Below are the records; they must be reproduced verbatim.
═════ Raw data
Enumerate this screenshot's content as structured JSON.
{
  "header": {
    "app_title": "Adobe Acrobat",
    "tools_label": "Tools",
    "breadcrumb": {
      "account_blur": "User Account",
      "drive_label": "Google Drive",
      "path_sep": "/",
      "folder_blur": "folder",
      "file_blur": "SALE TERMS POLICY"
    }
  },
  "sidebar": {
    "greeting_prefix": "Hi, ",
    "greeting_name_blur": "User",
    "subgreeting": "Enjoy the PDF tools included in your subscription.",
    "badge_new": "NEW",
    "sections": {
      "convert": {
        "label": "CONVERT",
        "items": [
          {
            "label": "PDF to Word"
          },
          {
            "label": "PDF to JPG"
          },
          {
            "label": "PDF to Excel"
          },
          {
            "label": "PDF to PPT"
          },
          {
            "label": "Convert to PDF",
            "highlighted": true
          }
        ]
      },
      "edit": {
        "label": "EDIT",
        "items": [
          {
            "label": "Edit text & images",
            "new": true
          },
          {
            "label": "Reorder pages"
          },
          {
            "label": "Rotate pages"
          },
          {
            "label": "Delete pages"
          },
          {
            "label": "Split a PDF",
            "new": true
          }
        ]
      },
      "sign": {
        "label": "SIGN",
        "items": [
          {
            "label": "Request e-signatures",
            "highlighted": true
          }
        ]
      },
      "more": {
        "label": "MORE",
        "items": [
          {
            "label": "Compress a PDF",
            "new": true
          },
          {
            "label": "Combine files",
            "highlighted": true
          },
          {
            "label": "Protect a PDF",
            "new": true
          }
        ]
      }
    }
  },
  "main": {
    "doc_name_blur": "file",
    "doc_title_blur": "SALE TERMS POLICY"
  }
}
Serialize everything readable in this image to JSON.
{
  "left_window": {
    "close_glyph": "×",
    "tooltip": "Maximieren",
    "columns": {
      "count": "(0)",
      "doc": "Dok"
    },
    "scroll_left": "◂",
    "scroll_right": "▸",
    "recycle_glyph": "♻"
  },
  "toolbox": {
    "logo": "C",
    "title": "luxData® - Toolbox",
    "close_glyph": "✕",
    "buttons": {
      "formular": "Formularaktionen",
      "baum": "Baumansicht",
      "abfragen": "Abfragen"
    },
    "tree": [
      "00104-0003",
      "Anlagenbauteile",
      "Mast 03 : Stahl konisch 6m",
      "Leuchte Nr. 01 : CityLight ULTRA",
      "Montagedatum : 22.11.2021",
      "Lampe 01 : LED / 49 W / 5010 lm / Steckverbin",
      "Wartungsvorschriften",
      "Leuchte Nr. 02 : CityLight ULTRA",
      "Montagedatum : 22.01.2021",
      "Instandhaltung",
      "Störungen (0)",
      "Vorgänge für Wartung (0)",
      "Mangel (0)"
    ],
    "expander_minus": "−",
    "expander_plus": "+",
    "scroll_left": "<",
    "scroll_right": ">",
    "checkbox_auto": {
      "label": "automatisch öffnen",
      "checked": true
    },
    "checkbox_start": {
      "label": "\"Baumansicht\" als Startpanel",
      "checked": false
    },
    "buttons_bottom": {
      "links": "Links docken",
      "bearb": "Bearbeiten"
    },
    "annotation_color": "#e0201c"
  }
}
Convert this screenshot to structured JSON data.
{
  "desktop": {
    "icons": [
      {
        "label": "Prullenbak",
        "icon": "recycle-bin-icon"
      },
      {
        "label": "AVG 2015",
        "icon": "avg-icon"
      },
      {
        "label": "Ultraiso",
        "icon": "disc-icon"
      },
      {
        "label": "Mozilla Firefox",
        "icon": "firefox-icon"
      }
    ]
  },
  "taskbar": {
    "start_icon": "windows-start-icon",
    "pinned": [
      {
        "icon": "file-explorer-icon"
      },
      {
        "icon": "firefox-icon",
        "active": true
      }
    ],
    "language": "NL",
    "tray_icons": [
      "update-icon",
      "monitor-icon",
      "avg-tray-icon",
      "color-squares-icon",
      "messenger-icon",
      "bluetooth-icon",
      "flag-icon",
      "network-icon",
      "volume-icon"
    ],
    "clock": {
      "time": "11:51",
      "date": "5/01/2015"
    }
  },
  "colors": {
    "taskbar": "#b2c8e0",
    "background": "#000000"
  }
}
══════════
Task result -
Enumerate this screenshot's content as structured JSON.
{
  "header": {
    "app_title": "Adobe Acrobat",
    "tools_label": "Tools",
    "breadcrumb": {
      "account_blur": "User Account",
      "drive_label": "Google Drive",
      "path_sep": "/",
      "folder_blur": "folder",
      "file_blur": "SALE TERMS POLICY"
    }
  },
  "sidebar": {
    "greeting_prefix": "Hi, ",
    "greeting_name_blur": "User",
    "subgreeting": "Enjoy the PDF tools included in your subscription.",
    "badge_new": "NEW",
    "sections": {
      "convert": {
        "label": "CONVERT",
        "items": [
          {
            "label": "PDF to Word"
          },
          {
            "label": "PDF to JPG"
          },
          {
            "label": "PDF to Excel"
          },
          {
            "label": "PDF to PPT"
          },
          {
            "label": "Convert to PDF",
            "highlighted": true
          }
        ]
      },
      "edit": {
        "label": "EDIT",
        "items": [
          {
            "label": "Edit text & images",
            "new": true
          },
          {
            "label": "Reorder pages"
          },
          {
            "label": "Rotate pages"
          },
          {
            "label": "Delete pages"
          },
          {
            "label": "Split a PDF",
            "new": true
          }
        ]
      },
      "sign": {
        "label": "SIGN",
        "items": [
          {
            "label": "Request e-signatures",
            "highlighted": true
          }
        ]
      },
      "more": {
        "label": "MORE",
        "items": [
          {
            "label": "Compress a PDF",
            "new": true
          },
          {
            "label": "Combine files",
            "highlighted": true
          },
          {
            "label": "Protect a PDF",
            "new": true
          }
        ]
      }
    }
  },
  "main": {
    "doc_name_blur": "file",
    "doc_title_blur": "SALE TERMS POLICY"
  }
}
Serialize everything readable in this image to JSON.
{
  "left_window": {
    "close_glyph": "×",
    "tooltip": "Maximieren",
    "columns": {
      "count": "(0)",
      "doc": "Dok"
    },
    "scroll_left": "◂",
    "scroll_right": "▸",
    "recycle_glyph": "♻"
  },
  "toolbox": {
    "logo": "C",
    "title": "luxData® - Toolbox",
    "close_glyph": "✕",
    "buttons": {
      "formular": "Formularaktionen",
      "baum": "Baumansicht",
      "abfragen": "Abfragen"
    },
    "tree": [
      "00104-0003",
      "Anlagenbauteile",
      "Mast 03 : Stahl konisch 6m",
      "Leuchte Nr. 01 : CityLight ULTRA",
      "Montagedatum : 22.11.2021",
      "Lampe 01 : LED / 49 W / 5010 lm / Steckverbin",
      "Wartungsvorschriften",
      "Leuchte Nr. 02 : CityLight ULTRA",
      "Montagedatum : 22.01.2021",
      "Instandhaltung",
      "Störungen (0)",
      "Vorgänge für Wartung (0)",
      "Mangel (0)"
    ],
    "expander_minus": "−",
    "expander_plus": "+",
    "scroll_left": "<",
    "scroll_right": ">",
    "checkbox_auto": {
      "label": "automatisch öffnen",
      "checked": true
    },
    "checkbox_start": {
      "label": "\"Baumansicht\" als Startpanel",
      "checked": false
    },
    "buttons_bottom": {
      "links": "Links docken",
      "bearb": "Bearbeiten"
    },
    "annotation_color": "#e0201c"
  }
}
Convert this screenshot to structured JSON data.
{
  "desktop": {
    "icons": [
      {
        "label": "Prullenbak",
        "icon": "recycle-bin-icon"
      },
      {
        "label": "AVG 2015",
        "icon": "avg-icon"
      },
      {
        "label": "Ultraiso",
        "icon": "disc-icon"
      },
      {
        "label": "Mozilla Firefox",
        "icon": "firefox-icon"
      }
    ]
  },
  "taskbar": {
    "start_icon": "windows-start-icon",
    "pinned": [
      {
        "icon": "file-explorer-icon"
      },
      {
        "icon": "firefox-icon",
        "active": true
      }
    ],
    "language": "NL",
    "tray_icons": [
      "update-icon",
      "monitor-icon",
      "avg-tray-icon",
      "color-squares-icon",
      "messenger-icon",
      "bluetooth-icon",
      "flag-icon",
      "network-icon",
      "volume-icon"
    ],
    "clock": {
      "time": "11:51",
      "date": "5/01/2015"
    }
  },
  "colors": {
    "taskbar": "#b2c8e0",
    "background": "#000000"
  }
}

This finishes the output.